I’d like to tell you about a wonderful weekend that revolved around some of my favorite people and favorite things in life. I’m referring to my wife, Jean, and our boys, Trent and Troy. I’m also talking about children adopted from foster care, children in foster care, and the great and glorious game of baseball.
The story begins here in Colorado at the ballpark of the Colorado Springs Sky Sox. They’re the Triple-A affiliate of the Colorado Rockies.
Last Saturday night, Focus on the Family hosted scores of adoptive and foster families—about 200 kids and parents in all—at the Sky Sox game. Our outing started several hours before the game when the kids and their families were invited onto the field to play catch.
During the game, the children were treated to hot dogs, hamburgers, and other snacks. They even had unlimited access to the park’s Fun Zone—complete with an inflatable slide, a bounce house and monkey bars. Afterward, each child was given a real leather glove and baseball souvenir.
Most of the children we hosted had never been to a ballgame, let alone invited onto the freshly manicured field. They were ecstatic! Some, like eight-year old Breanna, were nervous at first but quickly embraced their time “between the lines.” Every child smiled from ear to ear. I overheard one boy saying, “Dad, we should come here every year!”

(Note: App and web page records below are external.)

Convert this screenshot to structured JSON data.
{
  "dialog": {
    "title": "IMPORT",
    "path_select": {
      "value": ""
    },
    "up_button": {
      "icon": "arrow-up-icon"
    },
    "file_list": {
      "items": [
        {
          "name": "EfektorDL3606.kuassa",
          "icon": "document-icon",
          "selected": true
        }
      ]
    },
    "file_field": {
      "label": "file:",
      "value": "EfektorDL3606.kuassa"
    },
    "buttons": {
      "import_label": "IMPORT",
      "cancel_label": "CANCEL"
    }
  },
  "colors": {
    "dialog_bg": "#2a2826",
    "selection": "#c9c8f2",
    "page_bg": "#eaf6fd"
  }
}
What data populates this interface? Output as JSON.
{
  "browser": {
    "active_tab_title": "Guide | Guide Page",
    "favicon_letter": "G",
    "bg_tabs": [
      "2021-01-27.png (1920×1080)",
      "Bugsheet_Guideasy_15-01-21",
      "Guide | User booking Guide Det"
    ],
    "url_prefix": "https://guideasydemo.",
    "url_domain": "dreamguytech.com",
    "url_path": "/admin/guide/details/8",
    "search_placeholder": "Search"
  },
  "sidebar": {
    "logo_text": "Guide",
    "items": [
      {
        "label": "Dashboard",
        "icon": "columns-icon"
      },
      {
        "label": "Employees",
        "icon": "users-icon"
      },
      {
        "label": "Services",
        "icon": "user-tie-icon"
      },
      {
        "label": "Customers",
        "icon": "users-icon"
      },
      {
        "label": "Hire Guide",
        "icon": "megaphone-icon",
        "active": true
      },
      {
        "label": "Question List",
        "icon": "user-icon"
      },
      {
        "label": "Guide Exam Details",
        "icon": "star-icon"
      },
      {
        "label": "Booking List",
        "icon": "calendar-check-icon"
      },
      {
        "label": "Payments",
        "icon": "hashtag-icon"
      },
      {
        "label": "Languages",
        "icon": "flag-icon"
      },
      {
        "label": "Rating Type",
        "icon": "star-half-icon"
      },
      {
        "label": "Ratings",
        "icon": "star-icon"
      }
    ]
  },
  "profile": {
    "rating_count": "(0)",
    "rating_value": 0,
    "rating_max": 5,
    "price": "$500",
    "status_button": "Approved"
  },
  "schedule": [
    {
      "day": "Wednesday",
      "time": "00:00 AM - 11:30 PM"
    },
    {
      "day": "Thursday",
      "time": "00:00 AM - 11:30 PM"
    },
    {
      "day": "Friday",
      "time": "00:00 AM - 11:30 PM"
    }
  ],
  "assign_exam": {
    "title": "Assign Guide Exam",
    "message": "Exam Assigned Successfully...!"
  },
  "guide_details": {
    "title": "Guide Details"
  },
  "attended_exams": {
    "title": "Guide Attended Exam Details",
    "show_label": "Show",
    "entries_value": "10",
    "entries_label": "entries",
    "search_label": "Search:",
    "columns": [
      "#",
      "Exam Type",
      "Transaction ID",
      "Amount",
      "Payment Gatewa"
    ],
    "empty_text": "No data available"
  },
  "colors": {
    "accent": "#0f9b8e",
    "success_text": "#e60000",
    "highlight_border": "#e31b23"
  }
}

As much as I savored the time tossing the ball and watching the game with Trent and Troy, I especially loved seeing the reactions of awe and wonder on the faces of the other kids. They were jazzed! To appreciate how this evening came together, a little context might be helpful.
Over the course of my 48 years, I’ve never been compared to the legendary Babe Ruth, a man who was arguably the most famous baseball player in the world. But the Babe and I do share an unenviable thing in common: we both came from broken homes. Thankfully, we also share something else more positive, too—big hearts for little kids.
George Herman Ruth was born well over 100 years ago, in 1895. He was born at a time when poor families often dropped their kids off at orphanages in the hope of giving them a better life. Little George was just seven years old when his father relinquished custody of him to St. Mary’s Industrial School for Boys, a reformatory and orphange in Baltimore.
Like me, the Babe’s mother died when he was still young—and his father, who ran a saloon, paid little attention to him.
Sadly, I can relate. My own father was an alcoholic who could just never beat that horrible habit. He regularly promised me things but failed to follow through on his promises—most notably a new baseball glove for my 7th birthday. I believed him. I trusted him. I waited for his arrival on the curb outside our house for hours. But he never came and my confidence in him was crushed.
Like my own father, Babe Ruth was many things to many people, a character of characters. He was known for carousing and hard living. But when it came to kids, the Babe was a softie. Why shouldn’t he be? He knew full well the pain of rejection from his own father. Throughout his career he committed himself to loving the unlovable and befriending the friendless, especially young boys who loved baseball.
Babe Ruth once told a reporter, “I won’t be happy until we have every boy in America between the ages of six and sixteen wearing a glove and swinging a bat.” Don’t you love that? Throughout his 21-year career, he famously visited sick children, hosted youngsters at the ballpark, and spent hours talking with them before and after his games.
With that in mind, I think the Babe would have felt right at home last Saturday in our hometown stadium for that special evening.
I’m thrilled to report that Focus on the Family’s Wait No More program—our initiative to raise awareness of kids in foster care awaiting adoption—has been especially successful here in Colorado. The Department of Human Services cites Wait No More as one of the contributing factors to a drop in the number of foster children waiting to be adopted from about 800 in 2008 to 365 in 2010.
Let’s not forget there’s a name and a precious child behind every number—and some of those children were at the ballpark with their new parents this past Saturday night. In hosting the event, it was our hope that we could communicate a very simple but significant message: Every life matters and every child is deserving of a safe and loving home.
The impetus behind our decision to provide a glove for our young friends is probably obvious. In looking back on my own life, my father following through on his promise of a new glove wouldn’t have healed every hurt, but it’s the small things in life that go a very long way.
In that spirit, Focus on the Family recently donated 200 additional gloves to a coach who works with underprivilged young ballplayers. Maybe there’s another Babe Ruth in the making in that group? Who knows, right?
If the glove fits . . .
By the way, if you’ve ever considered adoption, consider visiting icareaboutorphans.org to learn more about how you can make a huge difference in the life of a precious child.